On November 14 Lincoln Academy’s martial arts teacher John Jenkins was inducted into the International Black Belt Hall of Fame at the 28th Annual Global Leadership Conference in Pittsburgh, Pennsylvania. The award is sponsored by the Eastern USA International Martial Arts Association.
Jenkins is a martial arts teacher who currently lives in Rockland and teaches martial arts and self defense at Lincoln Academy, as well as other locations.
Before moving to Rockland, Jenkins served as mayor of both Lewiston and Auburn, and as a Maine State Senator. He has also been a wellness and safety consultant for CBS News, and has served on the Board of several organizations, including the New England Association of Schools and Colleges.
The Black Belt Hall of Fame will honor Mr. Jenkins’ 50 years of martial arts experience and service of teaching with a Golden Anniversary Award. Jenkins began studying Karate-Do as an elementary school student in Newark, New Jersey, and credits the discipline of martial arts for his success today. “Along with scouting, martial arts literally saved my life. Both provided a positive activity that fostered discipline. Being in an organized activity prevented me from being on a street-corner where a few friends were killed as a result of gang violence.”
Mr. Jenkins left Newark for Maine in 1970 to attend Bates College, and has lived here for the 45 years since. “I came to Maine for an education, but stayed because of the people, opportunity, and quality of life.” Jenkins now promotes Maine as a wellness destination for “International Martial Arts instructors who may wish to come to Maine to vacation and share their expertise through a summer camp experience.”
Jenkins has pioneered his own “Tai-Chi-Therapy Experience-Jenkins Technique™,” which is a combination of principles found in meditative relaxation, yoga, tai-chi, and brain/body research. He sees martial arts as a path to wellness as well as self-defense, and it is his pioneering teaching methods that are partly responsible for his selection for the Hall of Fame. “The International Black Belt Hall of Fame is comprised of many cultures, languages and styles,” said Jenkins after his weekend in Pittsburgh, “but is it one family, in the true spirit of Martial Arts, based on mutual respect and personal development. It has been a joy to listen, learn, and make many new friends.”
According to their website, the Black Belt Hall of Fame recognizes all ages of participants, styles of martial arts, and rank. To be considered to this honor, inductees go through an extensive nomination and invitation process. Jenkins said the award supports the work he has already been doing, and affirms the importance of the life he has chosen: teaching, training, and service through martial arts. “I started my training for what it would do for me, personally. Receiving this award from international peers is a recognition of what I have been able to do for others in promoting personal and professional development through our tailored training.”
At Lincoln Academy, Mr. Jenkins is currently teaching SAFE Plan™ Self Defense for Women, and he has already made a big impression on his students since he began teaching in September. “Mr. Jenkins really understands how to work with us,” said Lincoln Academy sophomore Sammy Aho, who is a member of the Self Defense for Women class. “He is helping us understand what could happen in a situation, and teach us to be prepared for that.”

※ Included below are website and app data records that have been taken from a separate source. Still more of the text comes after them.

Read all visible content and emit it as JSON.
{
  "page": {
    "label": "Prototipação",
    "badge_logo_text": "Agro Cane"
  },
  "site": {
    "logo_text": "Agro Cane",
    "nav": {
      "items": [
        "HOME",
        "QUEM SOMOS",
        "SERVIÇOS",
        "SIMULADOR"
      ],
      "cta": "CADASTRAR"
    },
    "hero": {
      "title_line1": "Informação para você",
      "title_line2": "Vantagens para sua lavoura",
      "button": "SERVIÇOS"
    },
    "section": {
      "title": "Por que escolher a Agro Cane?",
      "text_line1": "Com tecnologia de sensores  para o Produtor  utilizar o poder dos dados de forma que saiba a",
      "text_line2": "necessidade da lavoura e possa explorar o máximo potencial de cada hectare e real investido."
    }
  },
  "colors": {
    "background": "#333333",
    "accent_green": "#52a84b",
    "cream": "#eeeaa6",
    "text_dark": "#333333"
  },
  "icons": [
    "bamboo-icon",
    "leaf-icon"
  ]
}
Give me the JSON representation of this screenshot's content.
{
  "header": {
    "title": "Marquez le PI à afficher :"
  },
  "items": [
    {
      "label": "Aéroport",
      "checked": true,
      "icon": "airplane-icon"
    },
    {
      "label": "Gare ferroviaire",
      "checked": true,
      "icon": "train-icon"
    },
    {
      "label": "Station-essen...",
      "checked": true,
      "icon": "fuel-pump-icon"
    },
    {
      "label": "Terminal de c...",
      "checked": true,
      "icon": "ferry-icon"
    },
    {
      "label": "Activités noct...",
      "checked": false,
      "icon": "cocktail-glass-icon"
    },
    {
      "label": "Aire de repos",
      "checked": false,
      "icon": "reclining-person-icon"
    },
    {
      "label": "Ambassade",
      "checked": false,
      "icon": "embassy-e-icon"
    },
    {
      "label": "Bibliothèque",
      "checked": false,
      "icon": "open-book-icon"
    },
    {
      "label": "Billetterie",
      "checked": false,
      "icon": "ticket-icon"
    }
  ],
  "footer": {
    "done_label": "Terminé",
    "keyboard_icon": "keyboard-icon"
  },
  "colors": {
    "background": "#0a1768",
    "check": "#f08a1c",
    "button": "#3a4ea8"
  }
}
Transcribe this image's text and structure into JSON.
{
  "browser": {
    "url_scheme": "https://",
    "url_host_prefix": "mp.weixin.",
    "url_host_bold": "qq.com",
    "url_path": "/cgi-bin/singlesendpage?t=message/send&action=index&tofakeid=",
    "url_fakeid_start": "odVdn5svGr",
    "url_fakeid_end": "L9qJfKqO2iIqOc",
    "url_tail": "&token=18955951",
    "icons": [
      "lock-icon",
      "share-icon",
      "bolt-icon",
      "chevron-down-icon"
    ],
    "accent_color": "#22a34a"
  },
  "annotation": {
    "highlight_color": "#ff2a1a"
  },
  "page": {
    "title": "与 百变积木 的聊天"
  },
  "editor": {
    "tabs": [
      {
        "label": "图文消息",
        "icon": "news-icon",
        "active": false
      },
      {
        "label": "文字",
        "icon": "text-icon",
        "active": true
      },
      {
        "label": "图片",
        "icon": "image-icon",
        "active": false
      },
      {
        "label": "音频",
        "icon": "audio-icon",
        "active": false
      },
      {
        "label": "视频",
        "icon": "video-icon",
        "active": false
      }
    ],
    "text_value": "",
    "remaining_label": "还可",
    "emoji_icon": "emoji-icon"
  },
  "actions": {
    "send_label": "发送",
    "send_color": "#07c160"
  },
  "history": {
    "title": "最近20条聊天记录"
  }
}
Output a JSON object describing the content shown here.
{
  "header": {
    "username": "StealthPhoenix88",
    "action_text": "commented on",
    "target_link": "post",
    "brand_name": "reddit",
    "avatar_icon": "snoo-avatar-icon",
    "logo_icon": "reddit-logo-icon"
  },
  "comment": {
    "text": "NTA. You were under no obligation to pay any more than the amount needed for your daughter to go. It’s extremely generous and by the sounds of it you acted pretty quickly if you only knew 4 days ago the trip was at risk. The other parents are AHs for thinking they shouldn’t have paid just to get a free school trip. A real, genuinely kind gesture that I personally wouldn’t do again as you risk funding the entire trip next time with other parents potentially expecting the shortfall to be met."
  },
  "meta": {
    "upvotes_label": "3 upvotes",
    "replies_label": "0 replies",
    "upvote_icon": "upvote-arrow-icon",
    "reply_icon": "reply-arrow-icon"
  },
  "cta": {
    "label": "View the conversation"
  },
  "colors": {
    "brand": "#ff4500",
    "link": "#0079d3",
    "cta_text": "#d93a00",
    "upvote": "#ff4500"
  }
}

It is clear from observing in Mr. Jenkins’ classes that he understands how to work with teenagers. He pushes them to test their physical limits, and brings the discipline of many years of martial arts to his teaching, yet also establishes a rapport with students and makes each class fun.
The Lincoln Wellness Department hopes to expand its martial arts offerings with Jenkins’ help, eventually offering classes both during and after school to Lincoln Academy students, staff, and the community at large. “As a Wellness Department, we feel that what John has to offer, is a set of essential skills one needs during the course of life,” said Lincoln Academy Wellness Department Chair Radek Janik. “The proposed Martial Arts curriculum addresses and expects students to demonstrate responsible behavior, academic commitment in all classes, self respect and respect for others, leadership skills, community service and service to others. In our departmental mission statement we emphasize one of the objectives and that is: ‘to have course selections that will help generate success in learning lifelong skills, which then promote good choices, physical fitness and overall well being.’ I feel that in today’s competitive world, we need to develop the best possible Wellness program, that will prepare our future graduates for the challenges that lie ahead of them.”
Jenkins’ dream is simple: “Wouldn’t it be great for students to graduate with a Lincoln Academy diploma in one hand, and a Black Belt in the other?” This dream could certainly become a reality. For a man recently inducted into the Black Belt Hall of Fame, no dream is out of reach.
Look for more information on future Lincoln Academy Martial Arts opportunities in the coming months.